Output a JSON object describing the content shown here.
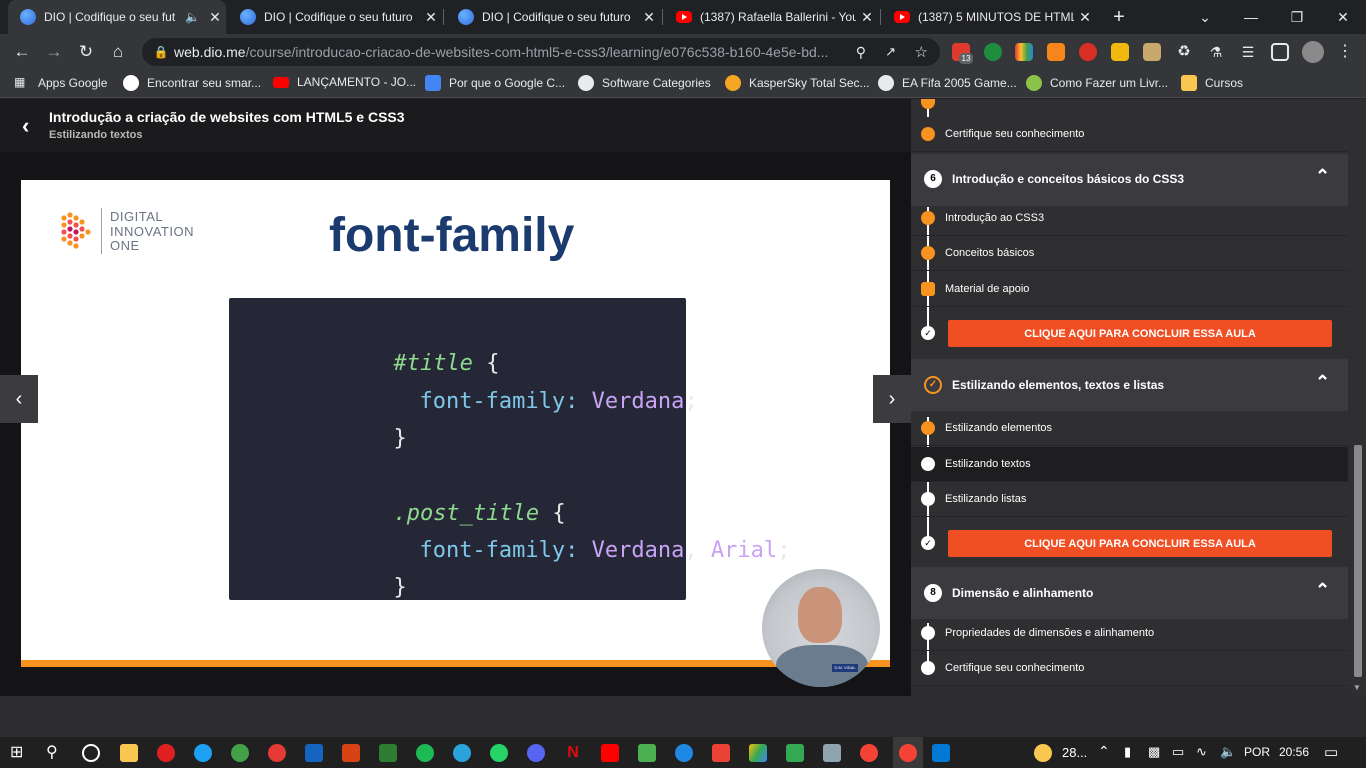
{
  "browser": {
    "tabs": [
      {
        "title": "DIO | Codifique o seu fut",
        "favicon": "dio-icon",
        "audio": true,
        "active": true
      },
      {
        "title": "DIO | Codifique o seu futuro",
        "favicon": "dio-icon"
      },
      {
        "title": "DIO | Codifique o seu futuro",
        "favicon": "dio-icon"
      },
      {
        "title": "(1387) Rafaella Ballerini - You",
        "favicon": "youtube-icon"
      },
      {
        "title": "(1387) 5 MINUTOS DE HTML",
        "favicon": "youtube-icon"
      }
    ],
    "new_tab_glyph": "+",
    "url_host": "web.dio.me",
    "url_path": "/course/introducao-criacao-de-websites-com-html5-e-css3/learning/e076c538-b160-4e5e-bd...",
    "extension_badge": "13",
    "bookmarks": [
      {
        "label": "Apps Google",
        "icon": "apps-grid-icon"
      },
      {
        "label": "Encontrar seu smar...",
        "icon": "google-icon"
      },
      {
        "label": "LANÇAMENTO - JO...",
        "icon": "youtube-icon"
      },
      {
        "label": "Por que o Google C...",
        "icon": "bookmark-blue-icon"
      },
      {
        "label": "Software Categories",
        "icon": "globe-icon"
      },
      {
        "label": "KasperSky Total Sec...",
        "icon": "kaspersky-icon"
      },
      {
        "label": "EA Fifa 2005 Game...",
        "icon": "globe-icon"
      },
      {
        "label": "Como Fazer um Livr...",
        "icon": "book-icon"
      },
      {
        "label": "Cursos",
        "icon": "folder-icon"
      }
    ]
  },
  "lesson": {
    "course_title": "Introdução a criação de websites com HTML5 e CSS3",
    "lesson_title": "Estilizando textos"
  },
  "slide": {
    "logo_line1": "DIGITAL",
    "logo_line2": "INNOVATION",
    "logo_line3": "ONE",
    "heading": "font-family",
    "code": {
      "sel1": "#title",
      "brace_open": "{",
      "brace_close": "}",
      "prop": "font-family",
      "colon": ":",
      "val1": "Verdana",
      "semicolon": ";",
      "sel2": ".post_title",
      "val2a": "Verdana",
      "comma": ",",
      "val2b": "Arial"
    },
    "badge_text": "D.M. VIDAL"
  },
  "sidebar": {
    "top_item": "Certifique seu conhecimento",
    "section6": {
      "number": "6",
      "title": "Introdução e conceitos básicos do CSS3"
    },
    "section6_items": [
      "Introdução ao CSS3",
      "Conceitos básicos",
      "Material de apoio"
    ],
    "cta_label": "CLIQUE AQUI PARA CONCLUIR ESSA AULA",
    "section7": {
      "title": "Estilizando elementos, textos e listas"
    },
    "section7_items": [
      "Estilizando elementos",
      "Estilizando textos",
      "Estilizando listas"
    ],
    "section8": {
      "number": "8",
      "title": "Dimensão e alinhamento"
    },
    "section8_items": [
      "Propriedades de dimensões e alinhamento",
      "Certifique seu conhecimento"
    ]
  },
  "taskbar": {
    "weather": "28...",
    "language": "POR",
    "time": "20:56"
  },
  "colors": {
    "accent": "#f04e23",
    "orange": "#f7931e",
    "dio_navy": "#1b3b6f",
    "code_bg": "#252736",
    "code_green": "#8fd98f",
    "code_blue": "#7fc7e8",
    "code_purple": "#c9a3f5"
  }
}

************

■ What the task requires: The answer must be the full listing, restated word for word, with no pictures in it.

■ Solution to the exercise:
Output a JSON object describing the content shown here.
{
  "browser": {
    "tabs": [
      {
        "title": "DIO | Codifique o seu fut",
        "favicon": "dio-icon",
        "audio": true,
        "active": true
      },
      {
        "title": "DIO | Codifique o seu futuro",
        "favicon": "dio-icon"
      },
      {
        "title": "DIO | Codifique o seu futuro",
        "favicon": "dio-icon"
      },
      {
        "title": "(1387) Rafaella Ballerini - You",
        "favicon": "youtube-icon"
      },
      {
        "title": "(1387) 5 MINUTOS DE HTML",
        "favicon": "youtube-icon"
      }
    ],
    "new_tab_glyph": "+",
    "url_host": "web.dio.me",
    "url_path": "/course/introducao-criacao-de-websites-com-html5-e-css3/learning/e076c538-b160-4e5e-bd...",
    "extension_badge": "13",
    "bookmarks": [
      {
        "label": "Apps Google",
        "icon": "apps-grid-icon"
      },
      {
        "label": "Encontrar seu smar...",
        "icon": "google-icon"
      },
      {
        "label": "LANÇAMENTO - JO...",
        "icon": "youtube-icon"
      },
      {
        "label": "Por que o Google C...",
        "icon": "bookmark-blue-icon"
      },
      {
        "label": "Software Categories",
        "icon": "globe-icon"
      },
      {
        "label": "KasperSky Total Sec...",
        "icon": "kaspersky-icon"
      },
      {
        "label": "EA Fifa 2005 Game...",
        "icon": "globe-icon"
      },
      {
        "label": "Como Fazer um Livr...",
        "icon": "book-icon"
      },
      {
        "label": "Cursos",
        "icon": "folder-icon"
      }
    ]
  },
  "lesson": {
    "course_title": "Introdução a criação de websites com HTML5 e CSS3",
    "lesson_title": "Estilizando textos"
  },
  "slide": {
    "logo_line1": "DIGITAL",
    "logo_line2": "INNOVATION",
    "logo_line3": "ONE",
    "heading": "font-family",
    "code": {
      "sel1": "#title",
      "brace_open": "{",
      "brace_close": "}",
      "prop": "font-family",
      "colon": ":",
      "val1": "Verdana",
      "semicolon": ";",
      "sel2": ".post_title",
      "val2a": "Verdana",
      "comma": ",",
      "val2b": "Arial"
    },
    "badge_text": "D.M. VIDAL"
  },
  "sidebar": {
    "top_item": "Certifique seu conhecimento",
    "section6": {
      "number": "6",
      "title": "Introdução e conceitos básicos do CSS3"
    },
    "section6_items": [
      "Introdução ao CSS3",
      "Conceitos básicos",
      "Material de apoio"
    ],
    "cta_label": "CLIQUE AQUI PARA CONCLUIR ESSA AULA",
    "section7": {
      "title": "Estilizando elementos, textos e listas"
    },
    "section7_items": [
      "Estilizando elementos",
      "Estilizando textos",
      "Estilizando listas"
    ],
    "section8": {
      "number": "8",
      "title": "Dimensão e alinhamento"
    },
    "section8_items": [
      "Propriedades de dimensões e alinhamento",
      "Certifique seu conhecimento"
    ]
  },
  "taskbar": {
    "weather": "28...",
    "language": "POR",
    "time": "20:56"
  },
  "colors": {
    "accent": "#f04e23",
    "orange": "#f7931e",
    "dio_navy": "#1b3b6f",
    "code_bg": "#252736",
    "code_green": "#8fd98f",
    "code_blue": "#7fc7e8",
    "code_purple": "#c9a3f5"
  }
}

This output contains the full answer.